In reply to by wonger

desirdavenir Tue, 11/14/2017 - 04:04 Permalink

not bashing the UK today. Consumer credit growth is worrying, but there is also growth in repayments (at least until recently). So all in all, that's not too worrying yet.

theprofromdover Tue, 11/14/2017 - 04:23 Permalink

I think also that companies are selling off their bad debt books to debt collectors much quicker now.Debt collection is a hugely-expanding business in UK. Of course half of these companies own their debt collection agents behind the scenes, all to keep a smiling, caring face on it.

Sandmann Tue, 11/14/2017 - 05:28 Permalink

Since many of these are Default Judgments with noone attending it is a bit of a farce. Western society has turned this into a slot-machine process rather than a proper evaluation. These Claims are issued from a single centre in Northamptonhttp://www.moneyclaim.gov.uk/web/mcol/welcomeSometimes they have the wrong/old address. Other times they may have wrong details or fail to provide paperwork required. This whole system is a roulette wheel.Councils don't even need to use Courts to issue Judgments and Bailiffs for Property Tax arears.The whole Debt Issuance and Debt Collection system is reflective of the complete bankruptcy of Wetern Society

JohnGaltUk Sandmann Tue, 11/14/2017 - 07:09 Permalink

Hey Sandman the criminal courts are no better. Standard position is that they plea deal straight away, half the fine if you plead guilty.
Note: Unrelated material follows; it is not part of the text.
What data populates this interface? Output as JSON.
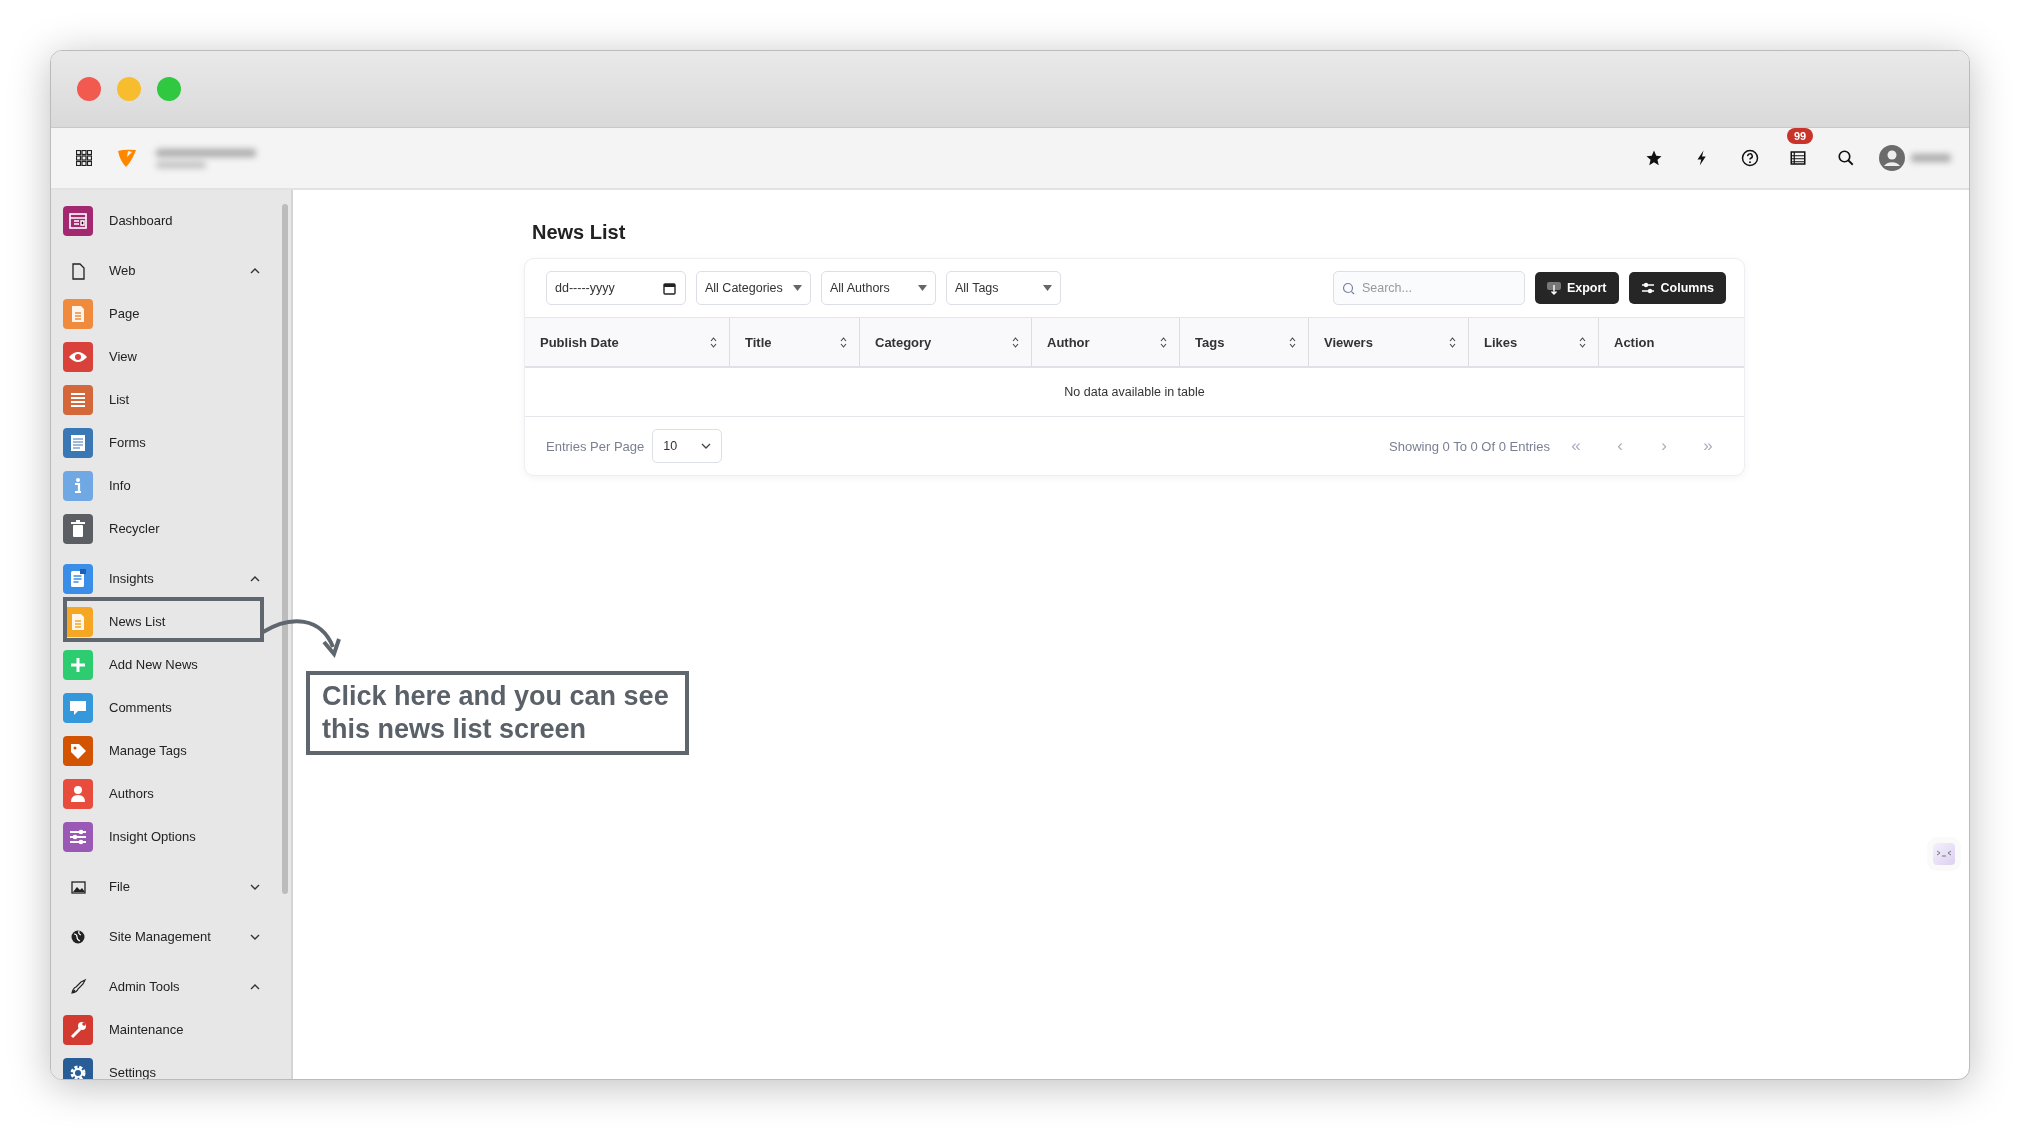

People need to wake up, THE STATE IS BROKE AND THEY NEED YOUR MONEY. Historically when the state gets themselves into this type of financial shit, they will ALWAYS turn on their own citizens until they revolt. Take a look at the USA with civil foreforture, it is legalised theft. Guys wake up, we are in the process of collapse, when the state has to print money you know the end is not far away, the Romans tried it, Germany tried it, Venezuala tried it and many other countries, and did it ever work once!!!! NO.

In reply to by Sandmann

Wile-E-Coyote Tue, 11/14/2017 - 05:31 Permalink

People over here in the UK are living like the economy is booming, when it plainly isn't. People are driving Mercs and BMW's that at any other time they wouldn't be able to afford, really cheap leasing deals are sucking many in. Wages in the UK haven't risen in the last 10 yrs for ordinary folk, with incessant inflation now at 3.1% the spending power of the many is dwindling by the month. The problem is perceived status, it drives people to take on credit that they can't afford, with nearly full employment with many jobs paying low wages, a new poverty trap is emerging.There again, fuck em they should know better. 

fulliautomatix Tue, 11/14/2017 - 06:08 Permalink

".. all time low in unemployment" According to whom and by what measure? Low unemployment is more sign of book-cooking by government and politicians than a legitimate measure of the utilisation and wealth generation of labour. In other words, what does "low" unemployment have to do with the financial state of the populace?

wisebastard wisebastard Tue, 11/14/2017 - 07:15 Permalink

in reality a system that is broken as the current one's faults cant be blamed on one trader who profits from the mistakes of the masses. i think George is hated for erroneous reason. similar to 2008, sure banks like Goldman Sachs and JP Morgan profited but it would not have happened with out the publics complains. Goldman Sachs did not build the mortgage crisis, it was  a team effort

In reply to by wisebastard